**Your objective**
Give only a number in reply. It should be how many lines in the records contain the string "Reset".

:: Exercise materials

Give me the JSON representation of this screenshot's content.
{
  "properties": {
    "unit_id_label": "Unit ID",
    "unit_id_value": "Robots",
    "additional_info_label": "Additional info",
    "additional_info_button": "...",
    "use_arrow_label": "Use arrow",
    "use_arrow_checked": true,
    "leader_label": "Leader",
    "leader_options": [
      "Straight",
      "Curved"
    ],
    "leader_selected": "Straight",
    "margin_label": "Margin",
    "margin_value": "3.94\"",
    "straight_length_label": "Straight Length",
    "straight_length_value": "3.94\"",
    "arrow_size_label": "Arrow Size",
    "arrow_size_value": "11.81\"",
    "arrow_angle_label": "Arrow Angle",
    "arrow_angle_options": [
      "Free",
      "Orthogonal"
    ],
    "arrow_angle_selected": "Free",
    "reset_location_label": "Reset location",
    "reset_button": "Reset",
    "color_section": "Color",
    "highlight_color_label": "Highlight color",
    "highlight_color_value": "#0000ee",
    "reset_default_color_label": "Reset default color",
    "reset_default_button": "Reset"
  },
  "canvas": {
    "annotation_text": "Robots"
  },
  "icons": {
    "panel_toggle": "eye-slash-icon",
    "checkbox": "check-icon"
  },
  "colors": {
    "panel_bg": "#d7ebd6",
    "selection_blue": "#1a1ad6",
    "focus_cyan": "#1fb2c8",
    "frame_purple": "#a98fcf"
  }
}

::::

**Written solution**
4